It may not come as a surprise but the only team in the Big East without a conference win was also the only team to have no surefire pick. Durand Johnson received six votes to get the nod but Federico Mussini (two), Christian Jones, Yankuba Sima and Ron Mvouika all got at least one vote as well.


The voting for the top Wildcat was less contentious than might be expected. Josh Hart grabbed 10 votes to earn the spot. His blend of athleticism, deep shooting and length makes him a dangerous one-on-one player. One possession might be a drive to the hoop, the next could be a 3-pointer from the top of the key. Good luck guessing which one's coming.


While St. John's didn't have a clear candidate primarily due to its lack of success, Xavier's depth made it difficult to sift through the roster and point to a No. 1 pick. Trevon Bluiett got the nod with eight votes, but Myles Davis and Edmond Sumner (two) were given respect, as were Jalen Reynolds and James Farr in the write-in portion. Bluiett is a great choice, as he matches up well with just about anyone that will get thrown his way.

Now that we have the first 10, we must pick out the six at-large bids. To do this, each staff member voted for six write-in participants. Adding those votes along with any votes for a player to be the official rep separated those that were random picks (Hello, Haanif Cheatham) and actual contenders. The six at-large selections were Kellen Dunham (six total votes), Ryan Arcidiacono (six total votes), Ben Bentil (six total votes), Kelan Martin (five total votes), Edmond Sumner (five total votes) and Myke Henry (four total votes).

In selecting Henry, we got to test out the tie-breaker protocol for selection. Since Henry had the same number of votes as Myles Davis, we had to come up with a deciding factor. Player efficiency rating, which like any stat suffers some shortcomings,  was chosen as the basis as it seemed like a good enough amalgamation of a player's overall ability. Henry's 22.0 outranked Davis' 17.1.

So, we have our 16. Now, let's push them together and play things out!. Woah, not so fast my friend (hopefully you read that in you best Lee Corso impression). To finalize this bracket, we must seed the competitors and set the matchups. To do this, we ranked each player by numbers of votes received and then used PER to break ties. Below you can find a full copy of the bracket to see where everyone fell into place.

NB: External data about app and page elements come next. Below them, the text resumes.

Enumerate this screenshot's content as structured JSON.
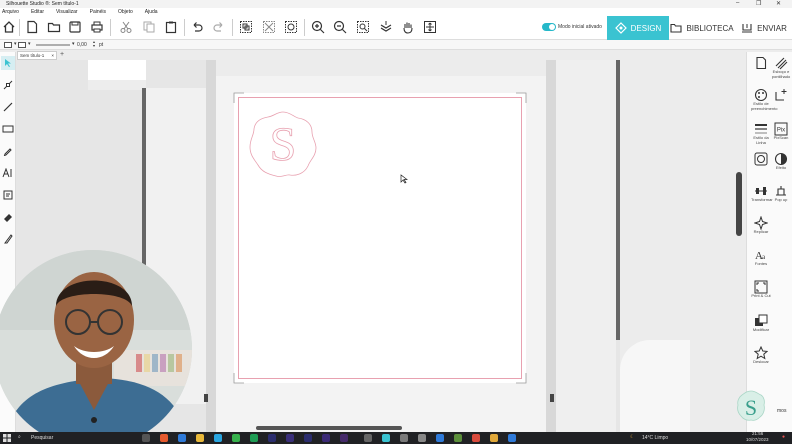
{
  "window": {
    "title": "Silhouette Studio ®: Sem título-1",
    "controls": [
      "–",
      "❐",
      "✕"
    ]
  },
  "menu": [
    "Arquivo",
    "Editar",
    "Visualizar",
    "Painéis",
    "Objeto",
    "Ajuda"
  ],
  "toolbar": {
    "toggle_label": "Modo inicial ativado",
    "tab_design": "DESIGN",
    "tab_biblioteca": "BIBLIOTECA",
    "tab_enviar": "ENVIAR"
  },
  "line_props": {
    "line_width_value": "0,00",
    "line_width_unit": "pt"
  },
  "document": {
    "tab_name": "Sem título-1",
    "add_tab": "+"
  },
  "right_panel": {
    "items": [
      {
        "label": "Esboço e pontilhado"
      },
      {
        "label": "Estilo de preenchimento"
      },
      {
        "label": "Estilo da Linha"
      },
      {
        "label": "PixScan"
      },
      {
        "label": "Efeito"
      },
      {
        "label": "Transformar"
      },
      {
        "label": "Pop up"
      },
      {
        "label": "Replicar"
      },
      {
        "label": "Fontes"
      },
      {
        "label": "Print & Cut"
      },
      {
        "label": "Modificar"
      },
      {
        "label": "Deslocar"
      }
    ],
    "partial_text": "mos"
  },
  "canvas": {
    "logo_letter": "S"
  },
  "taskbar": {
    "search_placeholder": "Pesquisar",
    "weather": "14°C  Limpo",
    "time": "21:56",
    "date": "10/07/2023"
  },
  "colors": {
    "accent": "#3ac3d1",
    "cut_line": "#e8a1b0",
    "taskbar": "#202124"
  }
}
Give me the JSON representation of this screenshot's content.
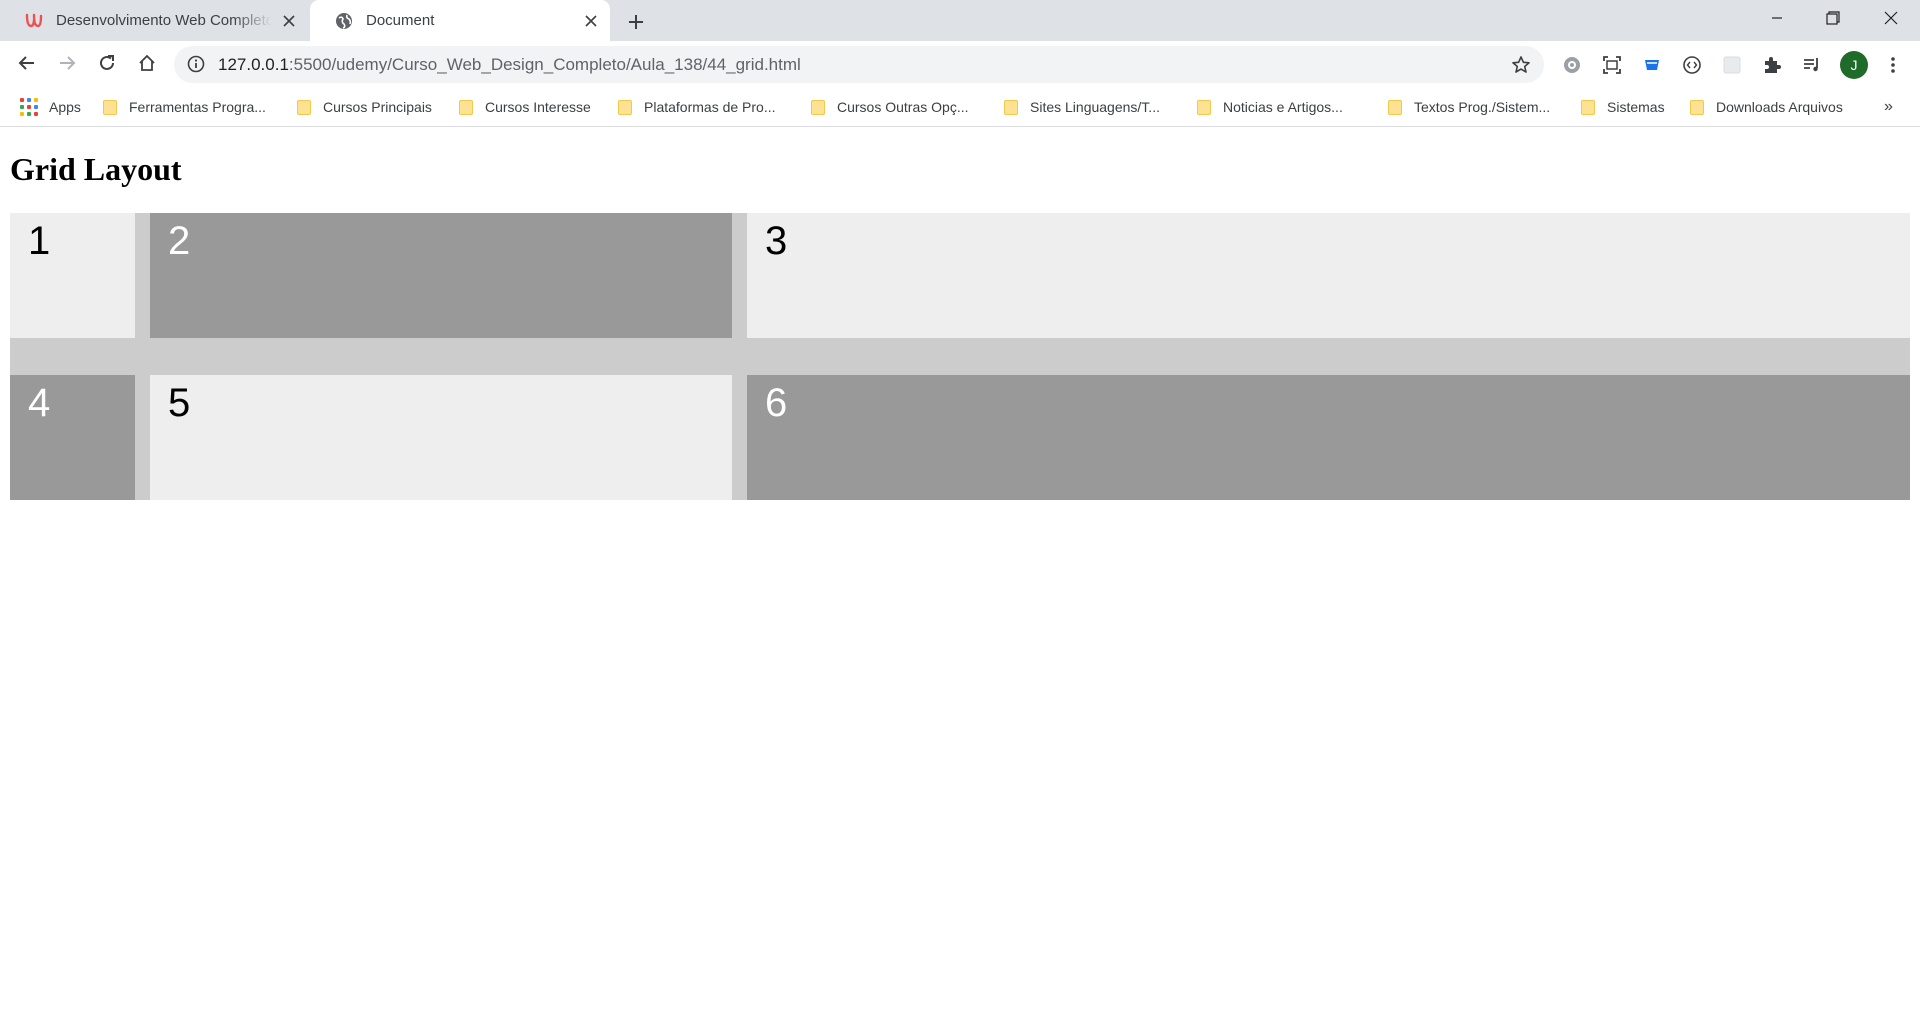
{
  "browser": {
    "tabs": [
      {
        "title": "Desenvolvimento Web Completo",
        "active": false,
        "favicon": "udemy-icon"
      },
      {
        "title": "Document",
        "active": true,
        "favicon": "globe-icon"
      }
    ],
    "address": {
      "host": "127.0.0.1",
      "path": ":5500/udemy/Curso_Web_Design_Completo/Aula_138/44_grid.html"
    },
    "profile_initial": "J",
    "bookmarks": [
      "Apps",
      "Ferramentas Progra...",
      "Cursos Principais",
      "Cursos Interesse",
      "Plataformas de Pro...",
      "Cursos Outras Opç...",
      "Sites Linguagens/T...",
      "Noticias e Artigos...",
      "Textos Prog./Sistem...",
      "Sistemas",
      "Downloads Arquivos"
    ],
    "bookmarks_overflow": "»"
  },
  "page": {
    "heading": "Grid Layout",
    "cells": [
      "1",
      "2",
      "3",
      "4",
      "5",
      "6"
    ]
  },
  "colors": {
    "grid_background": "#cccccc",
    "cell_light": "#eeeeee",
    "cell_dark": "#999999",
    "tabstrip": "#dee1e6",
    "avatar": "#1e6b2a"
  }
}
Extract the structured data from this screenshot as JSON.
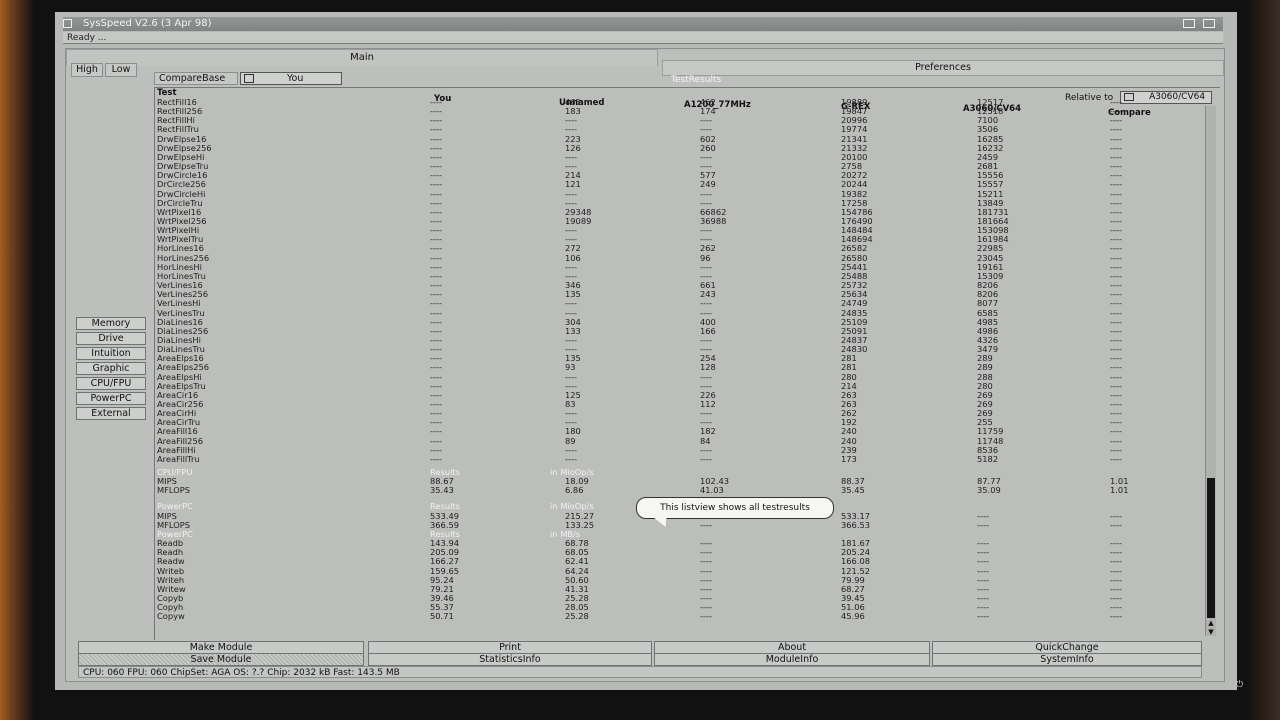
{
  "app": {
    "title": "SysSpeed  V2.6 (3 Apr 98)",
    "status_top": "Ready ...",
    "tabs": {
      "main": "Main",
      "preferences": "Preferences"
    },
    "res_tabs": [
      "High",
      "Low"
    ],
    "side_menu": [
      "Memory",
      "Drive",
      "Intuition",
      "Graphic",
      "CPU/FPU",
      "PowerPC",
      "External"
    ],
    "compare_base_label": "CompareBase",
    "compare_base_value": "You",
    "testresults_label": "TestResults",
    "relative_to_label": "Relative to",
    "relative_to_value": "A3060/CV64",
    "tooltip": "This listview shows all testresults",
    "bottom_buttons_row1": [
      "Make Module",
      "Print",
      "About",
      "QuickChange"
    ],
    "bottom_buttons_row2": [
      "Save Module",
      "StatisticsInfo",
      "ModuleInfo",
      "SystemInfo"
    ],
    "statusbar": "CPU: 060  FPU: 060  ChipSet: AGA  OS: ?.?  Chip: 2032 kB  Fast: 143.5 MB"
  },
  "table": {
    "headers": {
      "test": "Test",
      "c1": "You",
      "c2": "Unnamed",
      "c3": "A1200_77MHz",
      "c4": "G-REX",
      "c5": "A3060/CV64",
      "c6": "Compare"
    },
    "rows": [
      [
        "RectFill16",
        "----",
        "465",
        "462",
        "19889",
        "12517",
        "----"
      ],
      [
        "RectFill256",
        "----",
        "183",
        "174",
        "19847",
        "12518",
        "----"
      ],
      [
        "RectFillHi",
        "----",
        "----",
        "----",
        "20996",
        "7100",
        "----"
      ],
      [
        "RectFillTru",
        "----",
        "----",
        "----",
        "19774",
        "3506",
        "----"
      ],
      [
        "DrwElpse16",
        "----",
        "223",
        "602",
        "21341",
        "16285",
        "----"
      ],
      [
        "DrwElpse256",
        "----",
        "126",
        "260",
        "21332",
        "16232",
        "----"
      ],
      [
        "DrwElpseHi",
        "----",
        "----",
        "----",
        "20100",
        "2459",
        "----"
      ],
      [
        "DrwElpseTru",
        "----",
        "----",
        "----",
        "2758",
        "2681",
        "----"
      ],
      [
        "DrwCircle16",
        "----",
        "214",
        "577",
        "20272",
        "15556",
        "----"
      ],
      [
        "DrCircle256",
        "----",
        "121",
        "249",
        "20244",
        "15557",
        "----"
      ],
      [
        "DrwCircleHi",
        "----",
        "----",
        "----",
        "19382",
        "15211",
        "----"
      ],
      [
        "DrCircleTru",
        "----",
        "----",
        "----",
        "17258",
        "13849",
        "----"
      ],
      [
        "WrtPixel16",
        "----",
        "29348",
        "66862",
        "154786",
        "181731",
        "----"
      ],
      [
        "WrtPixel256",
        "----",
        "19089",
        "36988",
        "176490",
        "181664",
        "----"
      ],
      [
        "WrtPixelHi",
        "----",
        "----",
        "----",
        "148484",
        "153098",
        "----"
      ],
      [
        "WrtPixelTru",
        "----",
        "----",
        "----",
        "148694",
        "161984",
        "----"
      ],
      [
        "HorLines16",
        "----",
        "272",
        "262",
        "26582",
        "22985",
        "----"
      ],
      [
        "HorLines256",
        "----",
        "106",
        "96",
        "26580",
        "23045",
        "----"
      ],
      [
        "HorLinesHi",
        "----",
        "----",
        "----",
        "25441",
        "19161",
        "----"
      ],
      [
        "HorLinesTru",
        "----",
        "----",
        "----",
        "25488",
        "15309",
        "----"
      ],
      [
        "VerLines16",
        "----",
        "346",
        "661",
        "25732",
        "8206",
        "----"
      ],
      [
        "VerLines256",
        "----",
        "135",
        "243",
        "25634",
        "8206",
        "----"
      ],
      [
        "VerLinesHi",
        "----",
        "----",
        "----",
        "24749",
        "8077",
        "----"
      ],
      [
        "VerLinesTru",
        "----",
        "----",
        "----",
        "24835",
        "6585",
        "----"
      ],
      [
        "DiaLines16",
        "----",
        "304",
        "400",
        "25109",
        "4985",
        "----"
      ],
      [
        "DiaLines256",
        "----",
        "133",
        "166",
        "25091",
        "4986",
        "----"
      ],
      [
        "DiaLinesHi",
        "----",
        "----",
        "----",
        "24837",
        "4326",
        "----"
      ],
      [
        "DiaLinesTru",
        "----",
        "----",
        "----",
        "24830",
        "3479",
        "----"
      ],
      [
        "AreaElps16",
        "----",
        "135",
        "254",
        "281",
        "289",
        "----"
      ],
      [
        "AreaElps256",
        "----",
        "93",
        "128",
        "281",
        "289",
        "----"
      ],
      [
        "AreaElpsHi",
        "----",
        "----",
        "----",
        "280",
        "288",
        "----"
      ],
      [
        "AreaElpsTru",
        "----",
        "----",
        "----",
        "214",
        "280",
        "----"
      ],
      [
        "AreaCir16",
        "----",
        "125",
        "226",
        "263",
        "269",
        "----"
      ],
      [
        "AreaCir256",
        "----",
        "83",
        "112",
        "263",
        "269",
        "----"
      ],
      [
        "AreaCirHi",
        "----",
        "----",
        "----",
        "262",
        "269",
        "----"
      ],
      [
        "AreaCirTru",
        "----",
        "----",
        "----",
        "192",
        "255",
        "----"
      ],
      [
        "AreaFill16",
        "----",
        "180",
        "182",
        "240",
        "11759",
        "----"
      ],
      [
        "AreaFill256",
        "----",
        "89",
        "84",
        "240",
        "11748",
        "----"
      ],
      [
        "AreaFillHi",
        "----",
        "----",
        "----",
        "239",
        "8536",
        "----"
      ],
      [
        "AreaFillTru",
        "----",
        "----",
        "----",
        "173",
        "5182",
        "----"
      ]
    ],
    "sections": [
      {
        "title": "CPU/FPU",
        "results": "Results",
        "unit": "in MioOp/s",
        "rows": [
          [
            "MIPS",
            "88.67",
            "18.09",
            "102.43",
            "88.37",
            "87.77",
            "1.01"
          ],
          [
            "MFLOPS",
            "35.43",
            "6.86",
            "41.03",
            "35.45",
            "35.09",
            "1.01"
          ]
        ]
      },
      {
        "title": "PowerPC",
        "results": "Results",
        "unit": "in MioOp/s",
        "rows": [
          [
            "MIPS",
            "533.49",
            "215.27",
            "----",
            "533.17",
            "----",
            "----"
          ],
          [
            "MFLOPS",
            "366.59",
            "133.25",
            "----",
            "366.53",
            "----",
            "----"
          ]
        ]
      },
      {
        "title": "PowerPC",
        "results": "Results",
        "unit": "in MB/s",
        "rows": [
          [
            "Readb",
            "143.94",
            "68.78",
            "----",
            "181.67",
            "----",
            "----"
          ],
          [
            "Readh",
            "205.09",
            "68.05",
            "----",
            "205.24",
            "----",
            "----"
          ],
          [
            "Readw",
            "166.27",
            "62.41",
            "----",
            "166.08",
            "----",
            "----"
          ],
          [
            "Writeb",
            "159.65",
            "64.24",
            "----",
            "121.52",
            "----",
            "----"
          ],
          [
            "Writeh",
            "95.24",
            "50.60",
            "----",
            "79.99",
            "----",
            "----"
          ],
          [
            "Writew",
            "79.21",
            "41.31",
            "----",
            "68.27",
            "----",
            "----"
          ],
          [
            "Copyb",
            "39.46",
            "25.28",
            "----",
            "39.45",
            "----",
            "----"
          ],
          [
            "Copyh",
            "55.37",
            "28.05",
            "----",
            "51.06",
            "----",
            "----"
          ],
          [
            "Copyw",
            "50.71",
            "25.28",
            "----",
            "45.96",
            "----",
            "----"
          ]
        ]
      }
    ]
  }
}
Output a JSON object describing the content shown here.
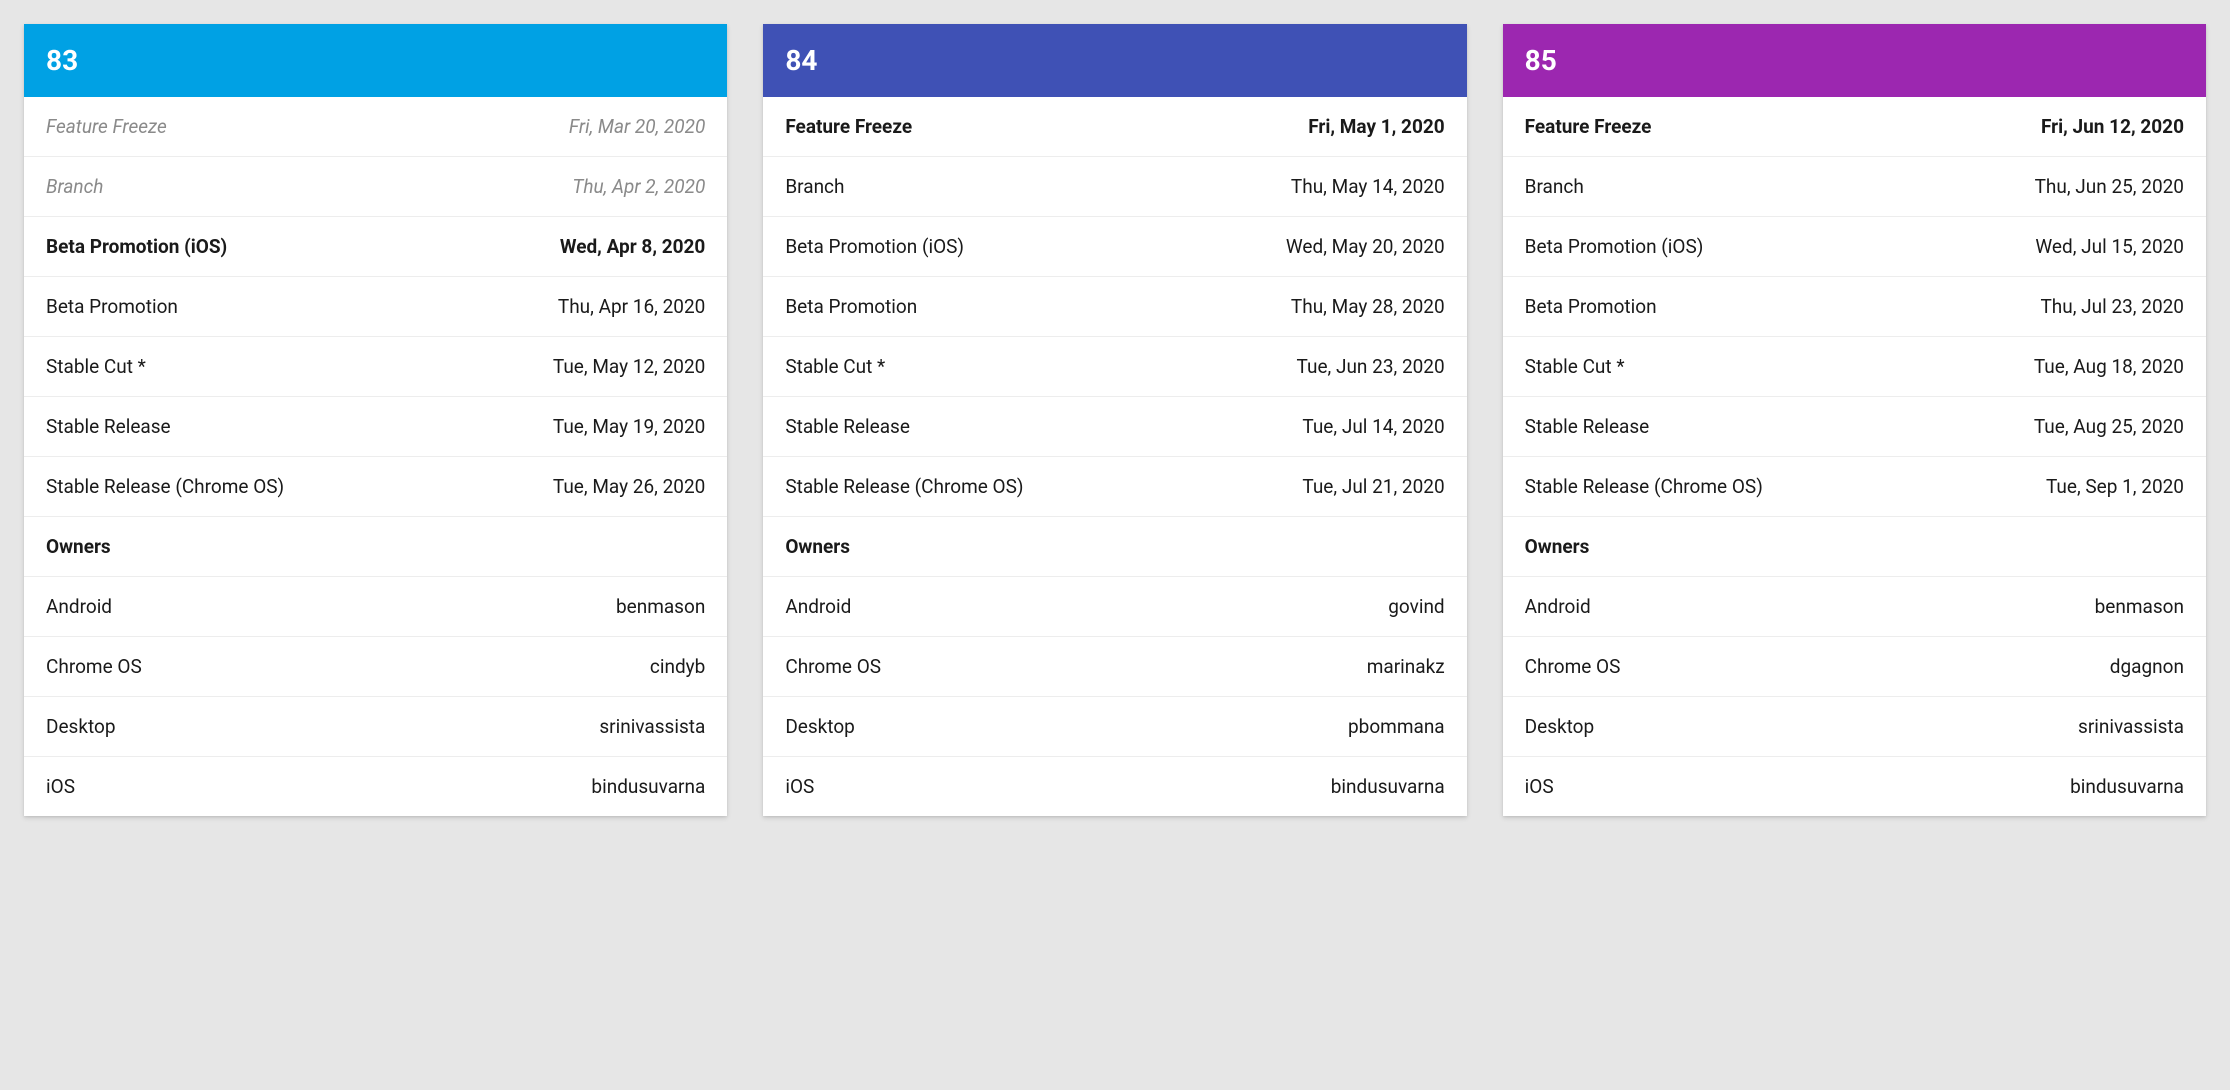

Well there you have it folks. The field of 16 is set. Over the next few weeks we will be putting out individual posts discussing each matchup and, using the power of democracy, we will vote on who would win in each fantastical fictional showdown until we crown a winner. So print this out, fill it out, share it with your friends and yell it at strangers on the Internet.